  • jingoism — index intolerance Burton s Legal Thesaurus. William C. Burton. 2006 …   Law dictionary

  • jingoism — (n.) 1878, from JINGO (Cf. jingo) + ISM (Cf. ism). Related: Jingoist; jingoistic …   Etymology dictionary

  • jingoism — ► NOUN chiefly derogatory ▪ extreme patriotism, especially in the form of aggressive foreign policy. DERIVATIVES jingoist noun jingoistic adjective …   English terms dictionary
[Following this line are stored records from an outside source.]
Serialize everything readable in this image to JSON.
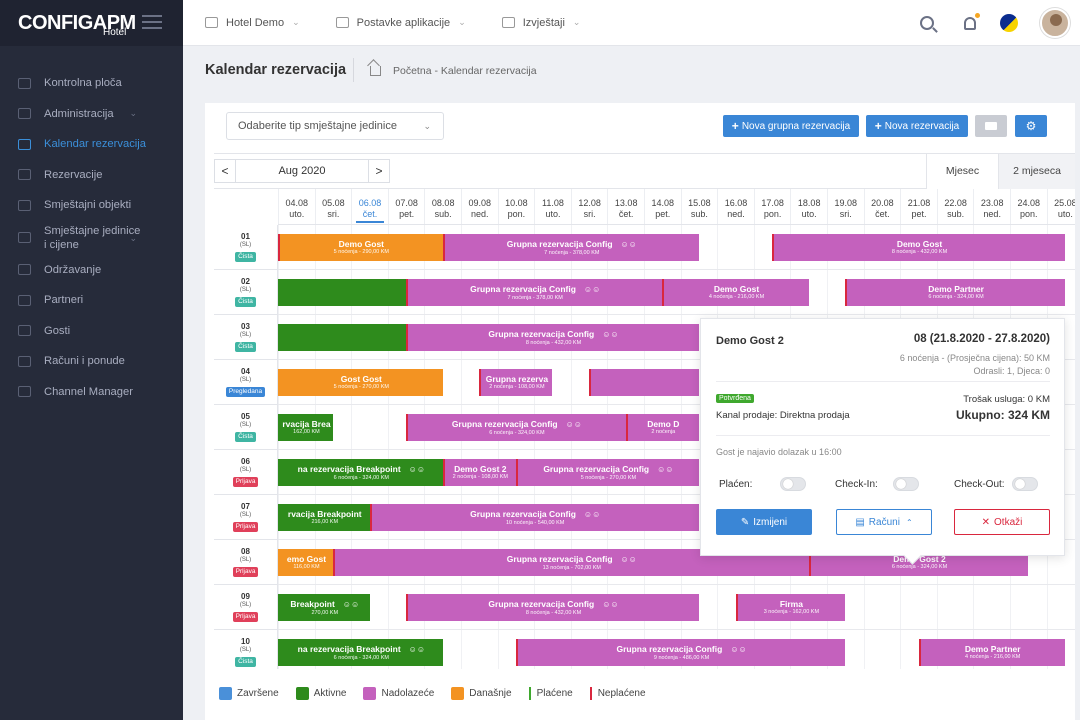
{
  "app": {
    "logo_main": "CONFIGAPM",
    "logo_sub": "Hotel"
  },
  "sidebar": {
    "items": [
      {
        "label": "Kontrolna ploča",
        "icon": "dashboard-icon",
        "chevron": false,
        "active": false
      },
      {
        "label": "Administracija",
        "icon": "admin-icon",
        "chevron": true,
        "active": false
      },
      {
        "label": "Kalendar rezervacija",
        "icon": "calendar-icon",
        "chevron": false,
        "active": true
      },
      {
        "label": "Rezervacije",
        "icon": "reservations-icon",
        "chevron": false,
        "active": false
      },
      {
        "label": "Smještajni objekti",
        "icon": "building-icon",
        "chevron": false,
        "active": false
      },
      {
        "label": "Smještajne jedinice i cijene",
        "icon": "units-icon",
        "chevron": true,
        "active": false
      },
      {
        "label": "Održavanje",
        "icon": "maintenance-icon",
        "chevron": false,
        "active": false
      },
      {
        "label": "Partneri",
        "icon": "partners-icon",
        "chevron": false,
        "active": false
      },
      {
        "label": "Gosti",
        "icon": "guests-icon",
        "chevron": false,
        "active": false
      },
      {
        "label": "Računi i ponude",
        "icon": "invoices-icon",
        "chevron": false,
        "active": false
      },
      {
        "label": "Channel Manager",
        "icon": "channel-icon",
        "chevron": false,
        "active": false
      }
    ]
  },
  "topbar": {
    "nav": [
      {
        "label": "Hotel Demo",
        "icon": "hotel-icon"
      },
      {
        "label": "Postavke aplikacije",
        "icon": "gear-icon"
      },
      {
        "label": "Izvještaji",
        "icon": "reports-icon"
      }
    ]
  },
  "page": {
    "title": "Kalendar rezervacija",
    "breadcrumb": "Početna - Kalendar rezervacija"
  },
  "toolbar": {
    "type_placeholder": "Odaberite tip smještajne jedinice",
    "group_btn": "Nova grupna rezervacija",
    "new_btn": "Nova rezervacija"
  },
  "calendar": {
    "month": "Aug 2020",
    "prev": "<",
    "next": ">",
    "views": [
      "Mjesec",
      "2 mjeseca"
    ],
    "today_index": 2,
    "dates": [
      [
        "04.08",
        "uto."
      ],
      [
        "05.08",
        "sri."
      ],
      [
        "06.08",
        "čet."
      ],
      [
        "07.08",
        "pet."
      ],
      [
        "08.08",
        "sub."
      ],
      [
        "09.08",
        "ned."
      ],
      [
        "10.08",
        "pon."
      ],
      [
        "11.08",
        "uto."
      ],
      [
        "12.08",
        "sri."
      ],
      [
        "13.08",
        "čet."
      ],
      [
        "14.08",
        "pet."
      ],
      [
        "15.08",
        "sub."
      ],
      [
        "16.08",
        "ned."
      ],
      [
        "17.08",
        "pon."
      ],
      [
        "18.08",
        "uto."
      ],
      [
        "19.08",
        "sri."
      ],
      [
        "20.08",
        "čet."
      ],
      [
        "21.08",
        "pet."
      ],
      [
        "22.08",
        "sub."
      ],
      [
        "23.08",
        "ned."
      ],
      [
        "24.08",
        "pon."
      ],
      [
        "25.08",
        "uto."
      ]
    ],
    "rooms": [
      {
        "num": "01",
        "type": "(SL)",
        "status": "Čista"
      },
      {
        "num": "02",
        "type": "(SL)",
        "status": "Čista"
      },
      {
        "num": "03",
        "type": "(SL)",
        "status": "Čista"
      },
      {
        "num": "04",
        "type": "(SL)",
        "status": "Pregledana"
      },
      {
        "num": "05",
        "type": "(SL)",
        "status": "Čista"
      },
      {
        "num": "06",
        "type": "(SL)",
        "status": "Prljava"
      },
      {
        "num": "07",
        "type": "(SL)",
        "status": "Prljava"
      },
      {
        "num": "08",
        "type": "(SL)",
        "status": "Prljava"
      },
      {
        "num": "09",
        "type": "(SL)",
        "status": "Prljava"
      },
      {
        "num": "10",
        "type": "(SL)",
        "status": "Čista"
      }
    ],
    "status_colors": {
      "Čista": "#3fb5a3",
      "Pregledana": "#3a86d6",
      "Prljava": "#e0405a"
    },
    "colors": {
      "orange": "#f39322",
      "green": "#2e8b1c",
      "pink": "#c461bd"
    },
    "bookings": [
      {
        "room": 0,
        "start": 0,
        "end": 4.5,
        "color": "orange",
        "title": "Demo Gost",
        "sub": "5 noćenja - 290,00 KM",
        "group": false,
        "edge": "unpaid"
      },
      {
        "room": 0,
        "start": 4.5,
        "end": 11.5,
        "color": "pink",
        "title": "Grupna rezervacija Config",
        "sub": "7 noćenja - 378,00 KM",
        "group": true,
        "edge": "unpaid"
      },
      {
        "room": 0,
        "start": 13.5,
        "end": 21.5,
        "color": "pink",
        "title": "Demo Gost",
        "sub": "8 noćenja - 432,00 KM",
        "group": false,
        "edge": "unpaid"
      },
      {
        "room": 1,
        "start": 0,
        "end": 3.5,
        "color": "green",
        "title": "",
        "sub": "",
        "group": false,
        "edge": ""
      },
      {
        "room": 1,
        "start": 3.5,
        "end": 10.5,
        "color": "pink",
        "title": "Grupna rezervacija Config",
        "sub": "7 noćenja - 378,00 KM",
        "group": true,
        "edge": "unpaid"
      },
      {
        "room": 1,
        "start": 10.5,
        "end": 14.5,
        "color": "pink",
        "title": "Demo Gost",
        "sub": "4 noćenja - 216,00 KM",
        "group": false,
        "edge": "unpaid"
      },
      {
        "room": 1,
        "start": 15.5,
        "end": 21.5,
        "color": "pink",
        "title": "Demo Partner",
        "sub": "6 noćenja - 324,00 KM",
        "group": false,
        "edge": "unpaid"
      },
      {
        "room": 2,
        "start": 0,
        "end": 3.5,
        "color": "green",
        "title": "",
        "sub": "",
        "group": false,
        "edge": ""
      },
      {
        "room": 2,
        "start": 3.5,
        "end": 11.5,
        "color": "pink",
        "title": "Grupna rezervacija Config",
        "sub": "8 noćenja - 432,00 KM",
        "group": true,
        "edge": "unpaid"
      },
      {
        "room": 3,
        "start": 0,
        "end": 4.5,
        "color": "orange",
        "title": "Gost Gost",
        "sub": "5 noćenja - 270,00 KM",
        "group": false,
        "edge": ""
      },
      {
        "room": 3,
        "start": 5.5,
        "end": 7.5,
        "color": "pink",
        "title": "Grupna rezerva",
        "sub": "2 noćenja - 108,00 KM",
        "group": false,
        "edge": "unpaid"
      },
      {
        "room": 3,
        "start": 8.5,
        "end": 11.5,
        "color": "pink",
        "title": "",
        "sub": "",
        "group": false,
        "edge": "unpaid"
      },
      {
        "room": 4,
        "start": 0,
        "end": 1.5,
        "color": "green",
        "title": "rvacija Brea",
        "sub": "162,00 KM",
        "group": false,
        "edge": ""
      },
      {
        "room": 4,
        "start": 3.5,
        "end": 9.5,
        "color": "pink",
        "title": "Grupna rezervacija Config",
        "sub": "6 noćenja - 324,00 KM",
        "group": true,
        "edge": "unpaid"
      },
      {
        "room": 4,
        "start": 9.5,
        "end": 11.5,
        "color": "pink",
        "title": "Demo D",
        "sub": "2 noćenja",
        "group": false,
        "edge": "unpaid"
      },
      {
        "room": 5,
        "start": 0,
        "end": 4.5,
        "color": "green",
        "title": "na rezervacija Breakpoint",
        "sub": "6 noćenja - 324,00 KM",
        "group": true,
        "edge": ""
      },
      {
        "room": 5,
        "start": 4.5,
        "end": 6.5,
        "color": "pink",
        "title": "Demo Gost 2",
        "sub": "2 noćenja - 108,00 KM",
        "group": false,
        "edge": "unpaid"
      },
      {
        "room": 5,
        "start": 6.5,
        "end": 11.5,
        "color": "pink",
        "title": "Grupna rezervacija Config",
        "sub": "5 noćenja - 270,00 KM",
        "group": true,
        "edge": "unpaid"
      },
      {
        "room": 6,
        "start": 0,
        "end": 2.5,
        "color": "green",
        "title": "rvacija Breakpoint",
        "sub": "216,00 KM",
        "group": false,
        "edge": ""
      },
      {
        "room": 6,
        "start": 2.5,
        "end": 11.5,
        "color": "pink",
        "title": "Grupna rezervacija Config",
        "sub": "10 noćenja - 540,00 KM",
        "group": true,
        "edge": "unpaid"
      },
      {
        "room": 7,
        "start": 0,
        "end": 1.5,
        "color": "orange",
        "title": "emo Gost",
        "sub": "116,00 KM",
        "group": false,
        "edge": ""
      },
      {
        "room": 7,
        "start": 1.5,
        "end": 14.5,
        "color": "pink",
        "title": "Grupna rezervacija Config",
        "sub": "13 noćenja - 702,00 KM",
        "group": true,
        "edge": "unpaid"
      },
      {
        "room": 7,
        "start": 14.5,
        "end": 20.5,
        "color": "pink",
        "title": "Demo Gost 2",
        "sub": "6 noćenja - 324,00 KM",
        "group": false,
        "edge": "unpaid"
      },
      {
        "room": 8,
        "start": 0,
        "end": 2.5,
        "color": "green",
        "title": "Breakpoint",
        "sub": "270,00 KM",
        "group": true,
        "edge": ""
      },
      {
        "room": 8,
        "start": 3.5,
        "end": 11.5,
        "color": "pink",
        "title": "Grupna rezervacija Config",
        "sub": "8 noćenja - 432,00 KM",
        "group": true,
        "edge": "unpaid"
      },
      {
        "room": 8,
        "start": 12.5,
        "end": 15.5,
        "color": "pink",
        "title": "Firma",
        "sub": "3 noćenja - 162,00 KM",
        "group": false,
        "edge": "unpaid"
      },
      {
        "room": 9,
        "start": 0,
        "end": 4.5,
        "color": "green",
        "title": "na rezervacija Breakpoint",
        "sub": "6 noćenja - 324,00 KM",
        "group": true,
        "edge": ""
      },
      {
        "room": 9,
        "start": 6.5,
        "end": 15.5,
        "color": "pink",
        "title": "Grupna rezervacija Config",
        "sub": "9 noćenja - 486,00 KM",
        "group": true,
        "edge": "unpaid"
      },
      {
        "room": 9,
        "start": 17.5,
        "end": 21.5,
        "color": "pink",
        "title": "Demo Partner",
        "sub": "4 noćenja - 216,00 KM",
        "group": false,
        "edge": "unpaid"
      }
    ]
  },
  "legend": [
    {
      "label": "Završene",
      "color": "#4a90d9",
      "kind": "swatch"
    },
    {
      "label": "Aktivne",
      "color": "#2e8b1c",
      "kind": "swatch"
    },
    {
      "label": "Nadolazeće",
      "color": "#c461bd",
      "kind": "swatch"
    },
    {
      "label": "Današnje",
      "color": "#f39322",
      "kind": "swatch"
    },
    {
      "label": "Plaćene",
      "color": "#3fa82e",
      "kind": "line"
    },
    {
      "label": "Neplaćene",
      "color": "#d9273e",
      "kind": "line"
    }
  ],
  "popup": {
    "guest": "Demo Gost 2",
    "room_dates": "08 (21.8.2020 - 27.8.2020)",
    "nights_line": "6 noćenja - (Prosječna cijena): 50 KM",
    "occupants": "Odrasli: 1, Djeca: 0",
    "badge": "Potvrđena",
    "channel": "Kanal prodaje: Direktna prodaja",
    "cost": "Trošak usluga: 0 KM",
    "total": "Ukupno: 324 KM",
    "note": "Gost je najavio dolazak u 16:00",
    "toggles": [
      "Plaćen:",
      "Check-In:",
      "Check-Out:"
    ],
    "edit_btn": "Izmijeni",
    "bills_btn": "Računi",
    "cancel_btn": "Otkaži"
  }
}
  • Jingoism —    Clamorous and pugnacious patriotism commonly used to describe popular bellicosity leading up to or during foreign wars. “Jingo” is a corruption of the name of Jing¯u K ōg ō, a legendary Japanese goddess credited with subduing the kingdoms of… …   Encyclopedia of the Age of Imperialism, 1800–1914

  • jingoism — jin|go|is|m [ˈdʒıŋgəuızəm US gou ] n [U] [Date: 1800 1900; Origin: jingo (17 21 centuries) (probably from Jesus), used in the phrase by jingo as an exclamation in a 19th century British song encouraging people to fight for their country] a strong …   Dictionary of contemporary English

  • jingoism — [[t]ʤɪ̱ŋgoʊɪzəm[/t]] N UNCOUNT (disapproval) Jingoism is a strong and unreasonable belief in the superiority of your own country …   English dictionary

  • jingoism — noun (U) a strong belief that your own country is better than others: a mood of warlike jingoism jingoistic adjective …   Longman dictionary of contemporary English

  • jingoism — noun a newspaper known for its jingoism Syn: extreme patriotism, chauvinism, extreme nationalism, xenophobia, flag waving; hawkishness, militarism, belligerence, bellicosity See note at chauvinism …   Thesaurus of popular words

  • jingoism — noun Date: 1878 extreme chauvinism or nationalism marked especially by a belligerent foreign policy • jingoist noun or adjective • jingoistic adjective • jingoistically adverb …   New Collegiate Dictionary